**Task directions:**
Reproduce each line of the entries that carries "nsub".
-------------------------
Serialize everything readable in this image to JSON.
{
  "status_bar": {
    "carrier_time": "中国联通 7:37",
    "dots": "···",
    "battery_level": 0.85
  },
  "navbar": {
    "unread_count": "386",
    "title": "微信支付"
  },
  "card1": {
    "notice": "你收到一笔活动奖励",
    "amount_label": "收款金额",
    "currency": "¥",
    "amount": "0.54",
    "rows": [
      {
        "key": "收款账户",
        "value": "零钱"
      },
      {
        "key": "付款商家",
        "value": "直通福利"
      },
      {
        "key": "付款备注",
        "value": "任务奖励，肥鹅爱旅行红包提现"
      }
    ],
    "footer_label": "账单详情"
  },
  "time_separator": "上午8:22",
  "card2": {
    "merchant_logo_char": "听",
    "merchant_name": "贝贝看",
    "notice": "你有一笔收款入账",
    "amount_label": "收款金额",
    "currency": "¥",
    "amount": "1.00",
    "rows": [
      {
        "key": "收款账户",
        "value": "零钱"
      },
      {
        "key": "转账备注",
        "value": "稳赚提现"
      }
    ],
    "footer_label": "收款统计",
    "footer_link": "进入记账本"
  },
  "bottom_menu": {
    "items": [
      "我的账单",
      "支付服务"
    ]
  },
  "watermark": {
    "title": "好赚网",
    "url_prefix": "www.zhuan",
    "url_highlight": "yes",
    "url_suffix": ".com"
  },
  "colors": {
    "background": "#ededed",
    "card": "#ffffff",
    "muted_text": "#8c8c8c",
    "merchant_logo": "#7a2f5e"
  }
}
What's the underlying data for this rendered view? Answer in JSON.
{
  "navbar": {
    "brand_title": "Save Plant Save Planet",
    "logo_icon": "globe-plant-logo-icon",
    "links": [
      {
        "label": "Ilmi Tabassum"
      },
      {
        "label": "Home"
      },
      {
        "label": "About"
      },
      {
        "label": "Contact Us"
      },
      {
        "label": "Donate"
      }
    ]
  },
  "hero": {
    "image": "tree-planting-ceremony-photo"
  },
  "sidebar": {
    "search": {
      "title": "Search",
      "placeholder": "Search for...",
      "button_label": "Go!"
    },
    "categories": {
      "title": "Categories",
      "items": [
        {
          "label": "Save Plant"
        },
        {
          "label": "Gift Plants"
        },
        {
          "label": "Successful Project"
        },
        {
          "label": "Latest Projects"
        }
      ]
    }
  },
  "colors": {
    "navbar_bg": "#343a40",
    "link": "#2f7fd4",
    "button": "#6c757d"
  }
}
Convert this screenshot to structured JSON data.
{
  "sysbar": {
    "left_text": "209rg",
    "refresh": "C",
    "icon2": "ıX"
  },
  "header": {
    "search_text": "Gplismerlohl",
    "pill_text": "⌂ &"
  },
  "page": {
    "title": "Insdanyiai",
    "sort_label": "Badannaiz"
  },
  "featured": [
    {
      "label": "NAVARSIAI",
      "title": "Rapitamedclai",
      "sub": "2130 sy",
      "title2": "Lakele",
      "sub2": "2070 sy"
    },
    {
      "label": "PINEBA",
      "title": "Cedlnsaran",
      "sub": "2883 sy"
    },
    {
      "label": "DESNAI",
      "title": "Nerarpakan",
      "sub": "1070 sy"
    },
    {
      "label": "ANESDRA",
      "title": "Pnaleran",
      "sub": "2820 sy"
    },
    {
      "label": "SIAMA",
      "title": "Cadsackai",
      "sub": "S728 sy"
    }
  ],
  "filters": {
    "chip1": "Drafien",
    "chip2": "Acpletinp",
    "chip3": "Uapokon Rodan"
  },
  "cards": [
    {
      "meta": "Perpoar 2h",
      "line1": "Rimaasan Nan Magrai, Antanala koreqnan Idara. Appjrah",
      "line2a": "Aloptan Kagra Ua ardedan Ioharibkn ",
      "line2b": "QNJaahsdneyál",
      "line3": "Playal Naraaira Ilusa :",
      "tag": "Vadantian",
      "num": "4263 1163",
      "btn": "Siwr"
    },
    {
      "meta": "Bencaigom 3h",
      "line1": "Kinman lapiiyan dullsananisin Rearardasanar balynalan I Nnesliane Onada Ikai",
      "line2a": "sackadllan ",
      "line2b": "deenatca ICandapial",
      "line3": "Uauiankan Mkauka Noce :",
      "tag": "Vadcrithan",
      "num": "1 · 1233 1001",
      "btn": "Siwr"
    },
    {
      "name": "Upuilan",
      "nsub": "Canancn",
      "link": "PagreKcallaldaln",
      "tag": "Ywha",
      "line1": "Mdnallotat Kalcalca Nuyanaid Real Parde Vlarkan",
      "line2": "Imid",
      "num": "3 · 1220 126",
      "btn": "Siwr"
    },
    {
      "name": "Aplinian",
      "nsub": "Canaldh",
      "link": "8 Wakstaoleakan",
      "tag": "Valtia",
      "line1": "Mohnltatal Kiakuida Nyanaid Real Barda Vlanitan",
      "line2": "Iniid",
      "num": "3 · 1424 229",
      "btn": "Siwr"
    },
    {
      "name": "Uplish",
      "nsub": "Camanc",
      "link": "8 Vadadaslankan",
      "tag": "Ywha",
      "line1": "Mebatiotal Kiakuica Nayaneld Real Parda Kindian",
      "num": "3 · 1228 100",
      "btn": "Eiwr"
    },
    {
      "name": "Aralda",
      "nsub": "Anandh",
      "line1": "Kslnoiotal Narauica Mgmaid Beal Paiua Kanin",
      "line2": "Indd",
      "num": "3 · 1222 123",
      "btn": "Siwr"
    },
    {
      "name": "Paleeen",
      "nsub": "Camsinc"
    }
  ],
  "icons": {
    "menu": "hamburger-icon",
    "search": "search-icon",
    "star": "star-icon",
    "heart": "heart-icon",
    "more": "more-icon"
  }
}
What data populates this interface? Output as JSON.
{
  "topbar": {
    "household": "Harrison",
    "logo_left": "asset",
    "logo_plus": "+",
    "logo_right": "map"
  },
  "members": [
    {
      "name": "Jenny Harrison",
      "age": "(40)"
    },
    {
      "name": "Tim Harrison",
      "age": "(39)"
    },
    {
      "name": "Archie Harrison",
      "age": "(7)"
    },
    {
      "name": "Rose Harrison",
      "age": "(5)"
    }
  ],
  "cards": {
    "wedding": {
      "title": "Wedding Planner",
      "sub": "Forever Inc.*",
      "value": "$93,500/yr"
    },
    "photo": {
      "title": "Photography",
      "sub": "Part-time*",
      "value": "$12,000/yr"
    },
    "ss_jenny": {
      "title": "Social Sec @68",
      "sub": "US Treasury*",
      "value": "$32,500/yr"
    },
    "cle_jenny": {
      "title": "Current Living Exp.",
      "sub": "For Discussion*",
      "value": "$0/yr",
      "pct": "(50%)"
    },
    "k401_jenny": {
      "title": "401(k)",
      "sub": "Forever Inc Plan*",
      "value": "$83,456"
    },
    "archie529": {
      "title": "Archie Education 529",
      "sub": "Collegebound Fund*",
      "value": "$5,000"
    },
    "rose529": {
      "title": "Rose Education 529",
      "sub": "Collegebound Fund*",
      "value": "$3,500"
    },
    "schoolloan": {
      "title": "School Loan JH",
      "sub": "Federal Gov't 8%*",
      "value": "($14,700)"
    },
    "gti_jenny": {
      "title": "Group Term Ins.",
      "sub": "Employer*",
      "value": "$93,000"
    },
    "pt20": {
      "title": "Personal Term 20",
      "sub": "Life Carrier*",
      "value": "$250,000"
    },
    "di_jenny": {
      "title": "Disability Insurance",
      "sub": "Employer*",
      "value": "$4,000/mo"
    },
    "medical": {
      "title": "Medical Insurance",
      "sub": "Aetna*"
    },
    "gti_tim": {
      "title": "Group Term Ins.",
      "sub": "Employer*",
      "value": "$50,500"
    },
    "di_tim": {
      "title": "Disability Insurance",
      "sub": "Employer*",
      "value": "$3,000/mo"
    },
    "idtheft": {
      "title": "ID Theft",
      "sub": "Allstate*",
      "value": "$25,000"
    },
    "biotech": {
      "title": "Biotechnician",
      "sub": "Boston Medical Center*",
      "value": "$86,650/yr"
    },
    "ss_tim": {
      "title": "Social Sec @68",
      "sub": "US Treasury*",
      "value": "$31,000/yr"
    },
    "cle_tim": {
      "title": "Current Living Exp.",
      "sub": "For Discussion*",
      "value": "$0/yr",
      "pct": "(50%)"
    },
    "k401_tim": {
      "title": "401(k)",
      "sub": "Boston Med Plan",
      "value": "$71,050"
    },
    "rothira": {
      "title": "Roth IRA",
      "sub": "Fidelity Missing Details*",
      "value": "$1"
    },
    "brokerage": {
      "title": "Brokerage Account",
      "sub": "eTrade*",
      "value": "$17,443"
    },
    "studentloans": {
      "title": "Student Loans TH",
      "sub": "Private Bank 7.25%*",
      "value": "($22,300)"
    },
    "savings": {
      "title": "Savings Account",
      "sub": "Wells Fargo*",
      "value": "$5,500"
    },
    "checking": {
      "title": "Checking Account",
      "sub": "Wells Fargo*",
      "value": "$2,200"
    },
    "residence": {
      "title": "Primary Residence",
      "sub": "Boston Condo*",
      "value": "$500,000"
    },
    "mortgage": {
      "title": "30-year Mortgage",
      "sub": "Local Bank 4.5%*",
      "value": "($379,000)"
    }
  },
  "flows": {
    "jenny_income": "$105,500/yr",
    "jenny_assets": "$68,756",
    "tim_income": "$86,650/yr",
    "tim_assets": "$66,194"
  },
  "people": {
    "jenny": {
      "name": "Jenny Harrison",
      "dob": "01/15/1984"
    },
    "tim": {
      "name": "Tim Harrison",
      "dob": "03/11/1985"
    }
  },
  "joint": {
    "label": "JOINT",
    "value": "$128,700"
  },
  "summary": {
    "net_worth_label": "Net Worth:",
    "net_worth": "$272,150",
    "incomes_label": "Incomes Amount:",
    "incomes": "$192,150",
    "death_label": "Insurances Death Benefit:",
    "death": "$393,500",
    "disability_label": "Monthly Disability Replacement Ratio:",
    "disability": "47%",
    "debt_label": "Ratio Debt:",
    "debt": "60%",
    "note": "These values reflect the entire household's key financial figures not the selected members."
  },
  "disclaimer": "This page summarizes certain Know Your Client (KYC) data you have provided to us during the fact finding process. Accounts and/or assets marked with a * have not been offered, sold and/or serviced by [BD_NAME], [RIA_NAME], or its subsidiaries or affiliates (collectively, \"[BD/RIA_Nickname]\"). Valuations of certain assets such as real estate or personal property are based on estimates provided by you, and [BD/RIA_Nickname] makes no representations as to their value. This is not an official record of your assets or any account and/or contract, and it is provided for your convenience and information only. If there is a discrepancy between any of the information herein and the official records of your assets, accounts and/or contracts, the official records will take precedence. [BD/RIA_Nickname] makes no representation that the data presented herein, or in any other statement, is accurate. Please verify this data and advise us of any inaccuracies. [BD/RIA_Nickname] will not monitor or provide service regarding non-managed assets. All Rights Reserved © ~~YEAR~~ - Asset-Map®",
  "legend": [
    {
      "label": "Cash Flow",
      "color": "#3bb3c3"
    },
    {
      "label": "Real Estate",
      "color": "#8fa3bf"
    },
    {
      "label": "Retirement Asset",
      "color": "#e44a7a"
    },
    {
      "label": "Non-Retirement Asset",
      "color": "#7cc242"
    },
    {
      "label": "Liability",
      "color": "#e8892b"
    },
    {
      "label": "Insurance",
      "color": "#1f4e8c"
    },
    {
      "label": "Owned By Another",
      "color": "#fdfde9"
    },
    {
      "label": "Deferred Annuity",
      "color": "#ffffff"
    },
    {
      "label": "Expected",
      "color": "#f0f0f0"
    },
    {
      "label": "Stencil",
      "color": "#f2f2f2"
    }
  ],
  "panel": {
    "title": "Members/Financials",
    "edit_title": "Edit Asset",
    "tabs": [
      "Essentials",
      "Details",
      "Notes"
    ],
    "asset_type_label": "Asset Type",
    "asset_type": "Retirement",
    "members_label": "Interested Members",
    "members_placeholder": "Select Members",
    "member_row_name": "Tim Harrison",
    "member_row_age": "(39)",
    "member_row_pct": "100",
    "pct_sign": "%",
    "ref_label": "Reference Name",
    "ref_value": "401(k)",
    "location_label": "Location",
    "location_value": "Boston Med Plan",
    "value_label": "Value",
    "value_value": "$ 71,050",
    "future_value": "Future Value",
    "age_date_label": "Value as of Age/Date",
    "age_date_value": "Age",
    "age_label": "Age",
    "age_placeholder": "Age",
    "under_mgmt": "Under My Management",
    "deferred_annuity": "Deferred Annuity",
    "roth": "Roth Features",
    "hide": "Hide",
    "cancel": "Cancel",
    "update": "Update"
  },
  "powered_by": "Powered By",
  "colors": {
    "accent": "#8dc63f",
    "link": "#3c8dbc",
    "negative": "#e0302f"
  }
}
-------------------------
**Answer to this problem:**
      "nsub": "Canancn",
      "nsub": "Canaldh",
      "nsub": "Camanc",
      "nsub": "Anandh",
      "nsub": "Camsinc"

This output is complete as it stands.